#### Exercise goal:
Give back the full data character for character.

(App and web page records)

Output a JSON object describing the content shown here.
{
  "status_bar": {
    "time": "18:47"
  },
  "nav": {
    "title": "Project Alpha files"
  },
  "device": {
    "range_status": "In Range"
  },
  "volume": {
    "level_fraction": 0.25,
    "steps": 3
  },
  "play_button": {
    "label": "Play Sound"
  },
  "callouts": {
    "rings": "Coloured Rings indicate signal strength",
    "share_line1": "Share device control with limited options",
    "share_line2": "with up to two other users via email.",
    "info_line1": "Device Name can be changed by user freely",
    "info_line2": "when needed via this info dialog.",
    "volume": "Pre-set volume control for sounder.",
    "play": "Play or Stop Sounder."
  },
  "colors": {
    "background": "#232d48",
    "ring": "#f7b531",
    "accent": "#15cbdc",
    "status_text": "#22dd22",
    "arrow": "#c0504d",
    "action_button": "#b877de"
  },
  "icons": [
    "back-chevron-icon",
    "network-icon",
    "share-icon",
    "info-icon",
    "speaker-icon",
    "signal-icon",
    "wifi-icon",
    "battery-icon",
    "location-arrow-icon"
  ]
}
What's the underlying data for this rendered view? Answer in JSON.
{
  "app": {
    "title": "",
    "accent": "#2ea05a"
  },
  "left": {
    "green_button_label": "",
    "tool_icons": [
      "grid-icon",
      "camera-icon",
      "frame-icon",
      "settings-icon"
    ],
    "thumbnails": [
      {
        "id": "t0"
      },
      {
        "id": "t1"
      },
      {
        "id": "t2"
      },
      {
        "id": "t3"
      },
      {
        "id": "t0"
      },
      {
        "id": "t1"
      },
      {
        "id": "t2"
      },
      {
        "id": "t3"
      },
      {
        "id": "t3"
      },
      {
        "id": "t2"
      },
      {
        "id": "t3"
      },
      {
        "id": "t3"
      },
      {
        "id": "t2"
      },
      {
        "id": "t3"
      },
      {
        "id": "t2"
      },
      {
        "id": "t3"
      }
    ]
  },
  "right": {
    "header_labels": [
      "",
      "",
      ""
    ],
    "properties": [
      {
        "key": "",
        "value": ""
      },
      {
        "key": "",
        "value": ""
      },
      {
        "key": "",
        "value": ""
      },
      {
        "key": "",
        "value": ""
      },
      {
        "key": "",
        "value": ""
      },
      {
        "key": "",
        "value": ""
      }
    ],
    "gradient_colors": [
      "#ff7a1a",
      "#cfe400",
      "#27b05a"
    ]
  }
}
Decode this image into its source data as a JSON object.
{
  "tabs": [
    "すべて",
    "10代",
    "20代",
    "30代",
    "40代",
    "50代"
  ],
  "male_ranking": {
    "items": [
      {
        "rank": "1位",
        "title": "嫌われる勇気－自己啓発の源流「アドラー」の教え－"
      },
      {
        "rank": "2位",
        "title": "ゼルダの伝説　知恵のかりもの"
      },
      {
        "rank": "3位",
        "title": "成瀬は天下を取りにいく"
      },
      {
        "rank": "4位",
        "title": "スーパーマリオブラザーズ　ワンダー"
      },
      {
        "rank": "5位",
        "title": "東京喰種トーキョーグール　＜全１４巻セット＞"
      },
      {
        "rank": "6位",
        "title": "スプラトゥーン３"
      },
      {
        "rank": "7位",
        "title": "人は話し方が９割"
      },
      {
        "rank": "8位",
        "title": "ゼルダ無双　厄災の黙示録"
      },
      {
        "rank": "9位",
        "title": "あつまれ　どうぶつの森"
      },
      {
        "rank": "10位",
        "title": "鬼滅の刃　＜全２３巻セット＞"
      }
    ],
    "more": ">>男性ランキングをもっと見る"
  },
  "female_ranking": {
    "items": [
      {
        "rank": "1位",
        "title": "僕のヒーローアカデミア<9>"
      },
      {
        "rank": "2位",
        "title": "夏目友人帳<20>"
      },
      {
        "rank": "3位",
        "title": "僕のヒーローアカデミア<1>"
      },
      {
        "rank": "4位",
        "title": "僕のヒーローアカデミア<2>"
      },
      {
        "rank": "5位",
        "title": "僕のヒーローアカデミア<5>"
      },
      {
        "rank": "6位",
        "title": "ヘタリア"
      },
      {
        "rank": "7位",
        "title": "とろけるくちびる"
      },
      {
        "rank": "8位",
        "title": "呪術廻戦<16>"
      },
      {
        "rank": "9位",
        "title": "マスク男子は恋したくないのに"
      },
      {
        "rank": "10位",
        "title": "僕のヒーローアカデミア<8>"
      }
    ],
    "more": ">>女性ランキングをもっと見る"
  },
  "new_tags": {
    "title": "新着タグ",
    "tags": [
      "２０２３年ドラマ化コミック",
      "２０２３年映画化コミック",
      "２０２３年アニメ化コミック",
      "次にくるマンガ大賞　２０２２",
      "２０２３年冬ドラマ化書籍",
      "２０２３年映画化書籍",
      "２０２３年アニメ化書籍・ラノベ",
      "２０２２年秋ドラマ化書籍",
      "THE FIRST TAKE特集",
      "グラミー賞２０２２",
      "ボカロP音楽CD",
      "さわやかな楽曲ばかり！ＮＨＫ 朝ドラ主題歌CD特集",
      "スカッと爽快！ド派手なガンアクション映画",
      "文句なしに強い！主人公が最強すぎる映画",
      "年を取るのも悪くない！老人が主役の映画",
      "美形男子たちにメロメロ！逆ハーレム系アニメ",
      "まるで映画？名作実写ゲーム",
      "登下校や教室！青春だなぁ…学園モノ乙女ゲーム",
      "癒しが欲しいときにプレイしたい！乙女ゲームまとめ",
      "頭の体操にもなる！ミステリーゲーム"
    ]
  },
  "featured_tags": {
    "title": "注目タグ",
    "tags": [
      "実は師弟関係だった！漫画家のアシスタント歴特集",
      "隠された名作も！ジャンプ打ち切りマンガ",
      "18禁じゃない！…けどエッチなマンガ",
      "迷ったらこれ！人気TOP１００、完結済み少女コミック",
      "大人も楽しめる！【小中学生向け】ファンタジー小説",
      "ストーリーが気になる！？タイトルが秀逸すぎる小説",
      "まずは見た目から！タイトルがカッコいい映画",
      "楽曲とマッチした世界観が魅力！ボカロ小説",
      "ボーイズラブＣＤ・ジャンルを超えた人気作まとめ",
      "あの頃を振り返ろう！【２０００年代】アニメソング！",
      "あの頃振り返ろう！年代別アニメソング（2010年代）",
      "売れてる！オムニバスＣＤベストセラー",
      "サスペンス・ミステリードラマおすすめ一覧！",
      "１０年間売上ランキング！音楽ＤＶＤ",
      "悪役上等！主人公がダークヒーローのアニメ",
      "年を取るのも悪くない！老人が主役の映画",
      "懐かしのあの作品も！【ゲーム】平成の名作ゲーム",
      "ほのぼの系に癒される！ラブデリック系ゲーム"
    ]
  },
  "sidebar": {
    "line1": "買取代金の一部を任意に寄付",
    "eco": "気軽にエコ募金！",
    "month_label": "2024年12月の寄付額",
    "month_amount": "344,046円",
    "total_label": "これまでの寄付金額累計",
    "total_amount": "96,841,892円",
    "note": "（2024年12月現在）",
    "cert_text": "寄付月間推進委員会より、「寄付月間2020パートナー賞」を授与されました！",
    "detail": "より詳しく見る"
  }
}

#### Problem solution:
Output a JSON object describing the content shown here.
{
  "status_bar": {
    "time": "18:47"
  },
  "nav": {
    "title": "Project Alpha files"
  },
  "device": {
    "range_status": "In Range"
  },
  "volume": {
    "level_fraction": 0.25,
    "steps": 3
  },
  "play_button": {
    "label": "Play Sound"
  },
  "callouts": {
    "rings": "Coloured Rings indicate signal strength",
    "share_line1": "Share device control with limited options",
    "share_line2": "with up to two other users via email.",
    "info_line1": "Device Name can be changed by user freely",
    "info_line2": "when needed via this info dialog.",
    "volume": "Pre-set volume control for sounder.",
    "play": "Play or Stop Sounder."
  },
  "colors": {
    "background": "#232d48",
    "ring": "#f7b531",
    "accent": "#15cbdc",
    "status_text": "#22dd22",
    "arrow": "#c0504d",
    "action_button": "#b877de"
  },
  "icons": [
    "back-chevron-icon",
    "network-icon",
    "share-icon",
    "info-icon",
    "speaker-icon",
    "signal-icon",
    "wifi-icon",
    "battery-icon",
    "location-arrow-icon"
  ]
}
What's the underlying data for this rendered view? Answer in JSON.
{
  "app": {
    "title": "",
    "accent": "#2ea05a"
  },
  "left": {
    "green_button_label": "",
    "tool_icons": [
      "grid-icon",
      "camera-icon",
      "frame-icon",
      "settings-icon"
    ],
    "thumbnails": [
      {
        "id": "t0"
      },
      {
        "id": "t1"
      },
      {
        "id": "t2"
      },
      {
        "id": "t3"
      },
      {
        "id": "t0"
      },
      {
        "id": "t1"
      },
      {
        "id": "t2"
      },
      {
        "id": "t3"
      },
      {
        "id": "t3"
      },
      {
        "id": "t2"
      },
      {
        "id": "t3"
      },
      {
        "id": "t3"
      },
      {
        "id": "t2"
      },
      {
        "id": "t3"
      },
      {
        "id": "t2"
      },
      {
        "id": "t3"
      }
    ]
  },
  "right": {
    "header_labels": [
      "",
      "",
      ""
    ],
    "properties": [
      {
        "key": "",
        "value": ""
      },
      {
        "key": "",
        "value": ""
      },
      {
        "key": "",
        "value": ""
      },
      {
        "key": "",
        "value": ""
      },
      {
        "key": "",
        "value": ""
      },
      {
        "key": "",
        "value": ""
      }
    ],
    "gradient_colors": [
      "#ff7a1a",
      "#cfe400",
      "#27b05a"
    ]
  }
}
Decode this image into its source data as a JSON object.
{
  "tabs": [
    "すべて",
    "10代",
    "20代",
    "30代",
    "40代",
    "50代"
  ],
  "male_ranking": {
    "items": [
      {
        "rank": "1位",
        "title": "嫌われる勇気－自己啓発の源流「アドラー」の教え－"
      },
      {
        "rank": "2位",
        "title": "ゼルダの伝説　知恵のかりもの"
      },
      {
        "rank": "3位",
        "title": "成瀬は天下を取りにいく"
      },
      {
        "rank": "4位",
        "title": "スーパーマリオブラザーズ　ワンダー"
      },
      {
        "rank": "5位",
        "title": "東京喰種トーキョーグール　＜全１４巻セット＞"
      },
      {
        "rank": "6位",
        "title": "スプラトゥーン３"
      },
      {
        "rank": "7位",
        "title": "人は話し方が９割"
      },
      {
        "rank": "8位",
        "title": "ゼルダ無双　厄災の黙示録"
      },
      {
        "rank": "9位",
        "title": "あつまれ　どうぶつの森"
      },
      {
        "rank": "10位",
        "title": "鬼滅の刃　＜全２３巻セット＞"
      }
    ],
    "more": ">>男性ランキングをもっと見る"
  },
  "female_ranking": {
    "items": [
      {
        "rank": "1位",
        "title": "僕のヒーローアカデミア<9>"
      },
      {
        "rank": "2位",
        "title": "夏目友人帳<20>"
      },
      {
        "rank": "3位",
        "title": "僕のヒーローアカデミア<1>"
      },
      {
        "rank": "4位",
        "title": "僕のヒーローアカデミア<2>"
      },
      {
        "rank": "5位",
        "title": "僕のヒーローアカデミア<5>"
      },
      {
        "rank": "6位",
        "title": "ヘタリア"
      },
      {
        "rank": "7位",
        "title": "とろけるくちびる"
      },
      {
        "rank": "8位",
        "title": "呪術廻戦<16>"
      },
      {
        "rank": "9位",
        "title": "マスク男子は恋したくないのに"
      },
      {
        "rank": "10位",
        "title": "僕のヒーローアカデミア<8>"
      }
    ],
    "more": ">>女性ランキングをもっと見る"
  },
  "new_tags": {
    "title": "新着タグ",
    "tags": [
      "２０２３年ドラマ化コミック",
      "２０２３年映画化コミック",
      "２０２３年アニメ化コミック",
      "次にくるマンガ大賞　２０２２",
      "２０２３年冬ドラマ化書籍",
      "２０２３年映画化書籍",
      "２０２３年アニメ化書籍・ラノベ",
      "２０２２年秋ドラマ化書籍",
      "THE FIRST TAKE特集",
      "グラミー賞２０２２",
      "ボカロP音楽CD",
      "さわやかな楽曲ばかり！ＮＨＫ 朝ドラ主題歌CD特集",
      "スカッと爽快！ド派手なガンアクション映画",
      "文句なしに強い！主人公が最強すぎる映画",
      "年を取るのも悪くない！老人が主役の映画",
      "美形男子たちにメロメロ！逆ハーレム系アニメ",
      "まるで映画？名作実写ゲーム",
      "登下校や教室！青春だなぁ…学園モノ乙女ゲーム",
      "癒しが欲しいときにプレイしたい！乙女ゲームまとめ",
      "頭の体操にもなる！ミステリーゲーム"
    ]
  },
  "featured_tags": {
    "title": "注目タグ",
    "tags": [
      "実は師弟関係だった！漫画家のアシスタント歴特集",
      "隠された名作も！ジャンプ打ち切りマンガ",
      "18禁じゃない！…けどエッチなマンガ",
      "迷ったらこれ！人気TOP１００、完結済み少女コミック",
      "大人も楽しめる！【小中学生向け】ファンタジー小説",
      "ストーリーが気になる！？タイトルが秀逸すぎる小説",
      "まずは見た目から！タイトルがカッコいい映画",
      "楽曲とマッチした世界観が魅力！ボカロ小説",
      "ボーイズラブＣＤ・ジャンルを超えた人気作まとめ",
      "あの頃を振り返ろう！【２０００年代】アニメソング！",
      "あの頃振り返ろう！年代別アニメソング（2010年代）",
      "売れてる！オムニバスＣＤベストセラー",
      "サスペンス・ミステリードラマおすすめ一覧！",
      "１０年間売上ランキング！音楽ＤＶＤ",
      "悪役上等！主人公がダークヒーローのアニメ",
      "年を取るのも悪くない！老人が主役の映画",
      "懐かしのあの作品も！【ゲーム】平成の名作ゲーム",
      "ほのぼの系に癒される！ラブデリック系ゲーム"
    ]
  },
  "sidebar": {
    "line1": "買取代金の一部を任意に寄付",
    "eco": "気軽にエコ募金！",
    "month_label": "2024年12月の寄付額",
    "month_amount": "344,046円",
    "total_label": "これまでの寄付金額累計",
    "total_amount": "96,841,892円",
    "note": "（2024年12月現在）",
    "cert_text": "寄付月間推進委員会より、「寄付月間2020パートナー賞」を授与されました！",
    "detail": "より詳しく見る"
  }
}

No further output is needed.